*What the task requires*: From the records, pick out and copy each line containing "placeholder".

*Dataset*:
=== Begin Enclosure ===

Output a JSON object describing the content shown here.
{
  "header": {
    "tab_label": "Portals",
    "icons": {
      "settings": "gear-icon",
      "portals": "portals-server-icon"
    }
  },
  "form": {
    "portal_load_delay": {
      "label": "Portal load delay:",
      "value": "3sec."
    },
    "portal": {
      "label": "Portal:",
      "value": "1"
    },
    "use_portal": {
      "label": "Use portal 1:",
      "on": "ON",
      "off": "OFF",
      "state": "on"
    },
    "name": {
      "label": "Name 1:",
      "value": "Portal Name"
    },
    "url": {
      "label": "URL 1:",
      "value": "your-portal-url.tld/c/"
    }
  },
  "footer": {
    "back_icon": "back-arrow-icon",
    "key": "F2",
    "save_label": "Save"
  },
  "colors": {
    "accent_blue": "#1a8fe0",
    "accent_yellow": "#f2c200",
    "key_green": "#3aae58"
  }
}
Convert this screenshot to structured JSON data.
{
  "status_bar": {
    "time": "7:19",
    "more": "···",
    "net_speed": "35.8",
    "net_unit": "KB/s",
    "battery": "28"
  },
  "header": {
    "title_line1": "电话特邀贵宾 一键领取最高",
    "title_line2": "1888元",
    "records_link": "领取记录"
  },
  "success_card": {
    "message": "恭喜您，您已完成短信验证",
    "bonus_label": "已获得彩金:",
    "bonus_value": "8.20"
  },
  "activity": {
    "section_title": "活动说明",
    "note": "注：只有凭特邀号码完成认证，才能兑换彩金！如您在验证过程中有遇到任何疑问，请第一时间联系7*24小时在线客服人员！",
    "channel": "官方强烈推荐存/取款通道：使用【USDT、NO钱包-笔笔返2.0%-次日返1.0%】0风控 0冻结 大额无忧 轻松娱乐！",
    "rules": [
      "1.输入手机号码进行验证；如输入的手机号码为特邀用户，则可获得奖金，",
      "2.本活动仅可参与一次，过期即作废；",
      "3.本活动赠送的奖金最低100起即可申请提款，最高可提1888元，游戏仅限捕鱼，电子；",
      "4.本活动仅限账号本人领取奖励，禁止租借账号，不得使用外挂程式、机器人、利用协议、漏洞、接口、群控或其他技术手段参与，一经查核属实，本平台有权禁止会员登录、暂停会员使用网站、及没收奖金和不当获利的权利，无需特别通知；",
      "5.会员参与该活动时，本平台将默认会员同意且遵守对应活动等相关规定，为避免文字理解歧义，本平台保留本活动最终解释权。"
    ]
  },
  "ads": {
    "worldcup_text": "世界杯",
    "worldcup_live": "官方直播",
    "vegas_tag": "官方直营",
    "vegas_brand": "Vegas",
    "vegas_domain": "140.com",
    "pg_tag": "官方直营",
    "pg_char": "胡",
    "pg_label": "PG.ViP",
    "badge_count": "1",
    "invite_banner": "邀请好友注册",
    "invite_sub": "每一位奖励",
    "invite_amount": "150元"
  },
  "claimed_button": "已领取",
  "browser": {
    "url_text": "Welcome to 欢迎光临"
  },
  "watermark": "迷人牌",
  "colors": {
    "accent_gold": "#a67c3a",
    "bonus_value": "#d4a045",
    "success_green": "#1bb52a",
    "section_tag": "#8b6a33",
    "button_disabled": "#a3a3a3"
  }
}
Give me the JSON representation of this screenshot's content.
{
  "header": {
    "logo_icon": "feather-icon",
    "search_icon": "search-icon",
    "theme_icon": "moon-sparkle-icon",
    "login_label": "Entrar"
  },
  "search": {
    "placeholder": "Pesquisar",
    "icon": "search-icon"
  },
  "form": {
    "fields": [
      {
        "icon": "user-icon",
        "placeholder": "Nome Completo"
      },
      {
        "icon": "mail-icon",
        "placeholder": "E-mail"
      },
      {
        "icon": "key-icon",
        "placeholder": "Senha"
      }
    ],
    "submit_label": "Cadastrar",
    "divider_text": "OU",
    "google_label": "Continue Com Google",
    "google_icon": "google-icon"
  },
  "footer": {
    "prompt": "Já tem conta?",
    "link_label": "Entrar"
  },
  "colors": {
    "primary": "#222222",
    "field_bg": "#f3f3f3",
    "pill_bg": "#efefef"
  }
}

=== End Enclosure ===

*Expected answer*:
    "placeholder": "Pesquisar",
        "placeholder": "Nome Completo"
        "placeholder": "E-mail"
        "placeholder": "Senha"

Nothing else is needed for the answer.